● **Work item**:
Everything in the entries below must be reproduced exactly, except the images.

● **Data to use**:
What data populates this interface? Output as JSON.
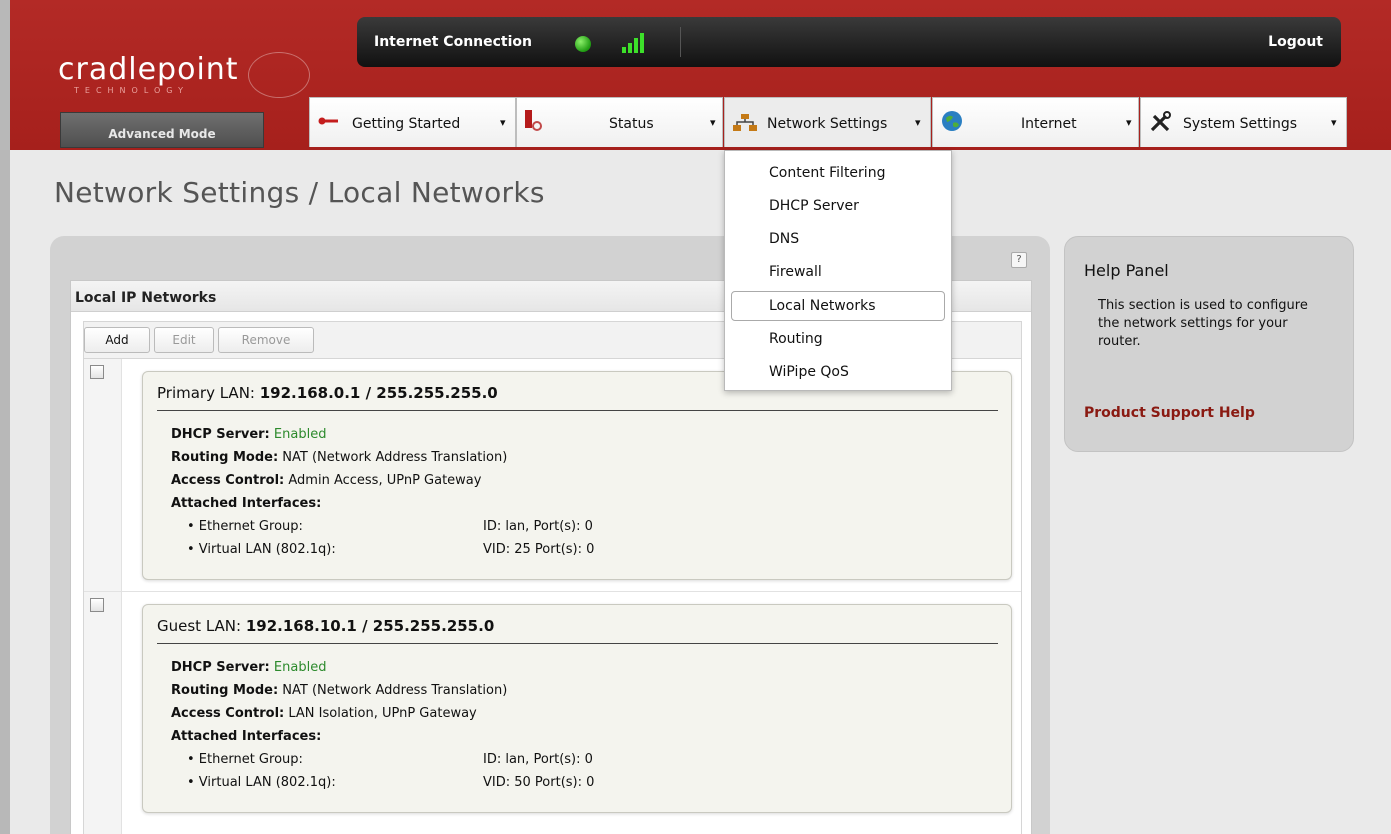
{
  "header": {
    "logo": "cradlepoint",
    "logo_sub": "TECHNOLOGY",
    "mode_label": "Advanced Mode",
    "connection_label": "Internet Connection",
    "logout_label": "Logout"
  },
  "tabs": [
    {
      "label": "Getting Started",
      "icon": "key-icon"
    },
    {
      "label": "Status",
      "icon": "status-icon"
    },
    {
      "label": "Network Settings",
      "icon": "network-icon"
    },
    {
      "label": "Internet",
      "icon": "globe-icon"
    },
    {
      "label": "System Settings",
      "icon": "tools-icon"
    }
  ],
  "arrow": "▾",
  "dropdown": {
    "items": [
      "Content Filtering",
      "DHCP Server",
      "DNS",
      "Firewall",
      "Local Networks",
      "Routing",
      "WiPipe QoS"
    ],
    "selected": "Local Networks"
  },
  "page": {
    "title": "Network Settings / Local Networks",
    "help_icon": "?"
  },
  "section": {
    "title": "Local IP Networks",
    "buttons": {
      "add": "Add",
      "edit": "Edit",
      "remove": "Remove"
    }
  },
  "labels": {
    "dhcp": "DHCP Server:",
    "routing": "Routing Mode:",
    "access": "Access Control:",
    "attached": "Attached Interfaces:"
  },
  "networks": [
    {
      "name": "Primary LAN:",
      "address": "192.168.0.1 / 255.255.255.0",
      "dhcp": "Enabled",
      "routing": "NAT (Network Address Translation)",
      "access": "Admin Access, UPnP Gateway",
      "interfaces": [
        {
          "name": "• Ethernet Group:",
          "value": "ID: lan, Port(s): 0"
        },
        {
          "name": "• Virtual LAN (802.1q):",
          "value": "VID: 25 Port(s): 0"
        }
      ]
    },
    {
      "name": "Guest LAN:",
      "address": "192.168.10.1 / 255.255.255.0",
      "dhcp": "Enabled",
      "routing": "NAT (Network Address Translation)",
      "access": "LAN Isolation, UPnP Gateway",
      "interfaces": [
        {
          "name": "• Ethernet Group:",
          "value": "ID: lan, Port(s): 0"
        },
        {
          "name": "• Virtual LAN (802.1q):",
          "value": "VID: 50 Port(s): 0"
        }
      ]
    }
  ],
  "help": {
    "title": "Help Panel",
    "text": "This section is used to configure the network settings for your router.",
    "link": "Product Support Help"
  },
  "colors": {
    "brand_red": "#a6201c",
    "enabled_green": "#2c8a2c",
    "link_red": "#8a1a12"
  }
}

● **Answer for the task**:
What data populates this interface? Output as JSON.
{
  "header": {
    "logo": "cradlepoint",
    "logo_sub": "TECHNOLOGY",
    "mode_label": "Advanced Mode",
    "connection_label": "Internet Connection",
    "logout_label": "Logout"
  },
  "tabs": [
    {
      "label": "Getting Started",
      "icon": "key-icon"
    },
    {
      "label": "Status",
      "icon": "status-icon"
    },
    {
      "label": "Network Settings",
      "icon": "network-icon"
    },
    {
      "label": "Internet",
      "icon": "globe-icon"
    },
    {
      "label": "System Settings",
      "icon": "tools-icon"
    }
  ],
  "arrow": "▾",
  "dropdown": {
    "items": [
      "Content Filtering",
      "DHCP Server",
      "DNS",
      "Firewall",
      "Local Networks",
      "Routing",
      "WiPipe QoS"
    ],
    "selected": "Local Networks"
  },
  "page": {
    "title": "Network Settings / Local Networks",
    "help_icon": "?"
  },
  "section": {
    "title": "Local IP Networks",
    "buttons": {
      "add": "Add",
      "edit": "Edit",
      "remove": "Remove"
    }
  },
  "labels": {
    "dhcp": "DHCP Server:",
    "routing": "Routing Mode:",
    "access": "Access Control:",
    "attached": "Attached Interfaces:"
  },
  "networks": [
    {
      "name": "Primary LAN:",
      "address": "192.168.0.1 / 255.255.255.0",
      "dhcp": "Enabled",
      "routing": "NAT (Network Address Translation)",
      "access": "Admin Access, UPnP Gateway",
      "interfaces": [
        {
          "name": "• Ethernet Group:",
          "value": "ID: lan, Port(s): 0"
        },
        {
          "name": "• Virtual LAN (802.1q):",
          "value": "VID: 25 Port(s): 0"
        }
      ]
    },
    {
      "name": "Guest LAN:",
      "address": "192.168.10.1 / 255.255.255.0",
      "dhcp": "Enabled",
      "routing": "NAT (Network Address Translation)",
      "access": "LAN Isolation, UPnP Gateway",
      "interfaces": [
        {
          "name": "• Ethernet Group:",
          "value": "ID: lan, Port(s): 0"
        },
        {
          "name": "• Virtual LAN (802.1q):",
          "value": "VID: 50 Port(s): 0"
        }
      ]
    }
  ],
  "help": {
    "title": "Help Panel",
    "text": "This section is used to configure the network settings for your router.",
    "link": "Product Support Help"
  },
  "colors": {
    "brand_red": "#a6201c",
    "enabled_green": "#2c8a2c",
    "link_red": "#8a1a12"
  }
}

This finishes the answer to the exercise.